The event focused on how to take cybersecurity along the journey of the business strategy, how it acts as an enabler for businesses and the importance of adopting secure digital transformation.

Renowned security expert Bruce Schneier’s assertion that “Amateurs hack systems; professionals hack people” highlights the increased manipulation of human psychology and the critical role people play in cyber threats. The Digital Age has brought us increased connectivity, global reach, convenience, efficiency and productivity. However, it also gave rise to sophisticated and emerging threats, such as ransomware, supply chain and social engineering attacks, which businesses must prepare themselves for.

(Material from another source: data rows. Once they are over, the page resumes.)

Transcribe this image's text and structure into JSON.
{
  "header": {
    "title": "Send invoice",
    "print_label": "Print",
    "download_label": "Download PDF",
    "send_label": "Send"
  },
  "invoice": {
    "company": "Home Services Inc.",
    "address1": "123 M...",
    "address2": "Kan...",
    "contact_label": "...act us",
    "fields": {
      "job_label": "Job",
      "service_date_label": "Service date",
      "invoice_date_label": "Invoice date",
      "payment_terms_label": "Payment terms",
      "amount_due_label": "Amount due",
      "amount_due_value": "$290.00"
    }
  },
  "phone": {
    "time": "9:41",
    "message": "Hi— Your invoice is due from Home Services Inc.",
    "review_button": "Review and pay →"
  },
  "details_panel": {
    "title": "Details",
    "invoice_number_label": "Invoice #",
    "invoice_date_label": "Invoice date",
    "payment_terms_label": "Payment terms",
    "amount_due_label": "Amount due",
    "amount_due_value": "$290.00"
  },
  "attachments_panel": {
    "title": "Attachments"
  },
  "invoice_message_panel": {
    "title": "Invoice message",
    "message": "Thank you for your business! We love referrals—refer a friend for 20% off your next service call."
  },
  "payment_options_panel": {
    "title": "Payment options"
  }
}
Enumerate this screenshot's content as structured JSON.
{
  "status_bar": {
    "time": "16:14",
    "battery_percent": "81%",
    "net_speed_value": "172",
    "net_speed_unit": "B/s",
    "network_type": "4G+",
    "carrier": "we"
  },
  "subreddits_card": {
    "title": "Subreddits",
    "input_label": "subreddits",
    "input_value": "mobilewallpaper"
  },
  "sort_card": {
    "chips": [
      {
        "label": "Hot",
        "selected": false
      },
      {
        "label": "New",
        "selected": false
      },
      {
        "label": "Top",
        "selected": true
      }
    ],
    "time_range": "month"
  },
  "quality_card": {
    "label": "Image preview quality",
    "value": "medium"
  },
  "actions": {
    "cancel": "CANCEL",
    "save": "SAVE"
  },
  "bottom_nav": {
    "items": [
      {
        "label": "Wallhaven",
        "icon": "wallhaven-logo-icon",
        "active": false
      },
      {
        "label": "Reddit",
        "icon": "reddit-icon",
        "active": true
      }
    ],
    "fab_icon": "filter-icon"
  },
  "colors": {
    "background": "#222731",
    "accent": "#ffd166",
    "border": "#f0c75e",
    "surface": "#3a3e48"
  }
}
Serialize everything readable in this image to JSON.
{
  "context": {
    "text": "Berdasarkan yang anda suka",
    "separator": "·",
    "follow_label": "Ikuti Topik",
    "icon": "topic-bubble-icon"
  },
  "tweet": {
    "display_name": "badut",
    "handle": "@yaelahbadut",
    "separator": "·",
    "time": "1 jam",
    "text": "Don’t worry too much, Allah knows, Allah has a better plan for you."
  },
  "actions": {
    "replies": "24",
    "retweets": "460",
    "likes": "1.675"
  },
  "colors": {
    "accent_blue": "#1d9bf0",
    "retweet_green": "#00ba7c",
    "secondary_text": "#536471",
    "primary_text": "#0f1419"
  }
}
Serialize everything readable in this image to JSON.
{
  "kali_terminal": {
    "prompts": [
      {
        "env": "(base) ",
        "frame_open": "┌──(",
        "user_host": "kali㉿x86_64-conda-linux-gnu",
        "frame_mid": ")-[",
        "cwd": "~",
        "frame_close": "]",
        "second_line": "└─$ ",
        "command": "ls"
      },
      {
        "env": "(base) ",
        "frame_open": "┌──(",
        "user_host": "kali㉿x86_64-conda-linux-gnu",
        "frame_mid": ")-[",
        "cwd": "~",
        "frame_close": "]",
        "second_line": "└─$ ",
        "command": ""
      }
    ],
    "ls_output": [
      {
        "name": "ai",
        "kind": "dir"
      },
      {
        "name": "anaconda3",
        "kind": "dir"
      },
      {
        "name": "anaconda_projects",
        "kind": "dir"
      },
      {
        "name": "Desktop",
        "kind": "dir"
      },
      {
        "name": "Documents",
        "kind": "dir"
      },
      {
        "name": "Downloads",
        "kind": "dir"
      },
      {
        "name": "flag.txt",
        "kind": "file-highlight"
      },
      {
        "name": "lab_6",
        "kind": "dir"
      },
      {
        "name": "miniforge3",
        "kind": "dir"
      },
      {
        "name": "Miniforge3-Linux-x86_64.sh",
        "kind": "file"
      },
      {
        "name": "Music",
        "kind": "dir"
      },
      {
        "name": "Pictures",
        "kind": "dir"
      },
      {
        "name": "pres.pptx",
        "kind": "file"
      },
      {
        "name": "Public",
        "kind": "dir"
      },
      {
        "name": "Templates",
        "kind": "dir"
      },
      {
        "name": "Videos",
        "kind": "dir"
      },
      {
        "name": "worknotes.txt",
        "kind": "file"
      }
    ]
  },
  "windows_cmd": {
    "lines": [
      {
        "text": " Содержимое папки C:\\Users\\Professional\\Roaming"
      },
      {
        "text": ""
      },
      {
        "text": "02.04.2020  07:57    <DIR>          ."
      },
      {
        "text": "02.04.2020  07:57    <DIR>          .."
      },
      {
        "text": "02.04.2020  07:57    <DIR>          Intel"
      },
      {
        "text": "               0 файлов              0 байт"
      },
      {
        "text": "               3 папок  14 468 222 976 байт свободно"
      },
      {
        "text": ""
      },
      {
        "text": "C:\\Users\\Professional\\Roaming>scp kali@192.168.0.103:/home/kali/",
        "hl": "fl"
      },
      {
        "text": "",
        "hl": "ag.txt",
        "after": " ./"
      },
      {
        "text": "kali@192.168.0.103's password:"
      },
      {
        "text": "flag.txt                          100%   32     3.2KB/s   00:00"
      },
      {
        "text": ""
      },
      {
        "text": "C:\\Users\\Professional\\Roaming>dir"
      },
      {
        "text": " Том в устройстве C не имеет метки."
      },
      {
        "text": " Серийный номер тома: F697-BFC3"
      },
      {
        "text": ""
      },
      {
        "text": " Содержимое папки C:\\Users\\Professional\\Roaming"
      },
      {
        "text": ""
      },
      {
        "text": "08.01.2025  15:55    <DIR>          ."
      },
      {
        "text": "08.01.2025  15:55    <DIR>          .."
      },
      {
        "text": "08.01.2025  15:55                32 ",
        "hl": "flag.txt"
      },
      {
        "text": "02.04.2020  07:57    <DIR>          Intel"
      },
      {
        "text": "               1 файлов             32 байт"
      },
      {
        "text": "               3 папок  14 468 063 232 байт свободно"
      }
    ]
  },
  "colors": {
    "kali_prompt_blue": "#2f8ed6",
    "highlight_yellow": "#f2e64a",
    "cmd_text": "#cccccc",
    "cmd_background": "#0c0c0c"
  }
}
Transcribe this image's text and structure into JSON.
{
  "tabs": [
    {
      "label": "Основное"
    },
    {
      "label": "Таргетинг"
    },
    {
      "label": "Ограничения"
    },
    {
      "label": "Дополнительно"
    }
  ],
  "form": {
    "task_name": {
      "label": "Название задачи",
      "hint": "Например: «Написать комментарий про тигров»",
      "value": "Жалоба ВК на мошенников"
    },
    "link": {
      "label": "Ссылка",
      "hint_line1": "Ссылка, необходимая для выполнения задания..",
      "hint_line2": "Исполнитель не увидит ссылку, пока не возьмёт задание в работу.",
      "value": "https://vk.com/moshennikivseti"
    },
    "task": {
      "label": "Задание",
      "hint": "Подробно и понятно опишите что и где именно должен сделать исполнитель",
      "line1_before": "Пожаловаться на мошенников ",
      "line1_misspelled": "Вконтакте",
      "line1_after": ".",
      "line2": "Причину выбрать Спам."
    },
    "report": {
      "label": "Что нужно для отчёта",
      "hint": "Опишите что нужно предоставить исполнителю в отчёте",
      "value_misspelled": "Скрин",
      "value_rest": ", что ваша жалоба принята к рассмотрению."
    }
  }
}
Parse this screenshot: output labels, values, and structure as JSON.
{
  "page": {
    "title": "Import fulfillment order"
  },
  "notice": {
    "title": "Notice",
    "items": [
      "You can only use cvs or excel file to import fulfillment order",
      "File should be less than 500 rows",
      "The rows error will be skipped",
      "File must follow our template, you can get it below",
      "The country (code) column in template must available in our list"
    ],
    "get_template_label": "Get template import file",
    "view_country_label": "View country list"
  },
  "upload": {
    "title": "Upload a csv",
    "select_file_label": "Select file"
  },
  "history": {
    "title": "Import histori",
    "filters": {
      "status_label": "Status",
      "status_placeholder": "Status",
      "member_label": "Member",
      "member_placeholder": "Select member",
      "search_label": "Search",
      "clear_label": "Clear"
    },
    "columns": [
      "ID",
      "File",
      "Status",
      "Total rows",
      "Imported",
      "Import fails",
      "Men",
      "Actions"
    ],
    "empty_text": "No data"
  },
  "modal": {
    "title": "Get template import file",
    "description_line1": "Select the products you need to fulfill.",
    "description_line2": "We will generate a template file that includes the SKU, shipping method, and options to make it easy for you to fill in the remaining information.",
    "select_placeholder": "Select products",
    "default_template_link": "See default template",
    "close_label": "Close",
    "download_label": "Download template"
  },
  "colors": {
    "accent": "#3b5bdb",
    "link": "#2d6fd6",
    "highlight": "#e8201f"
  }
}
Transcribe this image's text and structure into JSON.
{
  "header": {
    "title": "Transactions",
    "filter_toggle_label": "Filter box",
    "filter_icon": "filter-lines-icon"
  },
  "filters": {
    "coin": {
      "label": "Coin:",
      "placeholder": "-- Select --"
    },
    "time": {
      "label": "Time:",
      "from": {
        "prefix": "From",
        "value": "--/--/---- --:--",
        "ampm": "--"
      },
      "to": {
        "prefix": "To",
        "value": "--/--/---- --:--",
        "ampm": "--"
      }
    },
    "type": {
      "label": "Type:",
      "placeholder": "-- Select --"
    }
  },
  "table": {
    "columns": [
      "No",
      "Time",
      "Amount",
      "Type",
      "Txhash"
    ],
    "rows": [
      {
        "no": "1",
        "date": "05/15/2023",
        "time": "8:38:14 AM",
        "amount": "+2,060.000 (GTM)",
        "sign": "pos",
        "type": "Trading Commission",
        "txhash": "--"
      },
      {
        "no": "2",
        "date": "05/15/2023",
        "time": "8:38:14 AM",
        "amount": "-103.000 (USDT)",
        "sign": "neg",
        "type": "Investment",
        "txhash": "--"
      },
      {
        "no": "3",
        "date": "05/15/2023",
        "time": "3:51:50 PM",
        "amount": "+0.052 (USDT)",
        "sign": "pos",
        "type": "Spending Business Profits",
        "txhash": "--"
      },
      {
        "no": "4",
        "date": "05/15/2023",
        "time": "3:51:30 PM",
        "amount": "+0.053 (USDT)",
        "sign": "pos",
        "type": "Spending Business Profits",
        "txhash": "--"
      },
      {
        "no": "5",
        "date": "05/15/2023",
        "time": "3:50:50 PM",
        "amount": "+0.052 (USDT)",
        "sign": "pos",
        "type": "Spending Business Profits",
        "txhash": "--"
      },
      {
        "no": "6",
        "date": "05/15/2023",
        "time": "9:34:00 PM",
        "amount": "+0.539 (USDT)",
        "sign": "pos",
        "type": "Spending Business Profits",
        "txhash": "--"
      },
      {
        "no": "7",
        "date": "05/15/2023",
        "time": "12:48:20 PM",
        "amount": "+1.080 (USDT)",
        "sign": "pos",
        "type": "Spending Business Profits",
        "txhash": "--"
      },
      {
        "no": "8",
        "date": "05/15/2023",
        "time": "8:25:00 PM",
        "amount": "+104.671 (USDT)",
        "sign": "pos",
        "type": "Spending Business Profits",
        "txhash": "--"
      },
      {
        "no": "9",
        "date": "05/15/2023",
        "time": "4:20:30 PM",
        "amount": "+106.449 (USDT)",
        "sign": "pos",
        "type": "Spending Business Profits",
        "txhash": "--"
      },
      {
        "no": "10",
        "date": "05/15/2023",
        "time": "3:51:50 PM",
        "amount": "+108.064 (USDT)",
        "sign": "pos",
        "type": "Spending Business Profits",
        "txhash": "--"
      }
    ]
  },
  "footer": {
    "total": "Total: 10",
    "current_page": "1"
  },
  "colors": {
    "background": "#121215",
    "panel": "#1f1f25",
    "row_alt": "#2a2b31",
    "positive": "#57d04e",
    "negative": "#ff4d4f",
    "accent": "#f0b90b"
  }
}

When cybersecurity practices are integrated into the digital transformation strategy—from planning to execution—existing controls across people, process and technology are improved.  These include building a human firewall, providing customised awareness training to the industry sector a business operates in, and improving the business processes within each department in alignment with their functions and the technology used. When security is embedded throughout the digital transformation journey, organisations become more resilient against attacks, ultimately demonstrating a commitment towards safeguarding customer trust.

Highlighted below are some recommendations for best cybersecurity practices:

  • Conduct regular training sessions for employees to keep up-to-date on social engineering attacks (phishing, vishing, quishing, smishing, AI deep fakes, and others).
  • Demonstrate leadership commitment by prioritising cybersecurity in alignment with business strategy. Establish a plan of action to have updated policies, resources and support for cybersecurity and communicate the importance of cybersecurity as a shared responsibility in wider business decisions.
  • Establish up-to-date security playbooks and an incident response plan. Form a Crisis Response/Incident Management Team to manage a key stakeholders contact list, deploy appropriate internal and external communications, and make informed decisions.

Lastly, the message I would like the reader to take away is that Cybersecurity is a business enabler and shared responsibility. Once embraced, it embeds well while sitting at the top board and business strategy level to lead business operations.


Tahira Begum is a cybersecurity strategic adviser and works as the Information Security GRC Lead at Fidelity Life Assurance Company.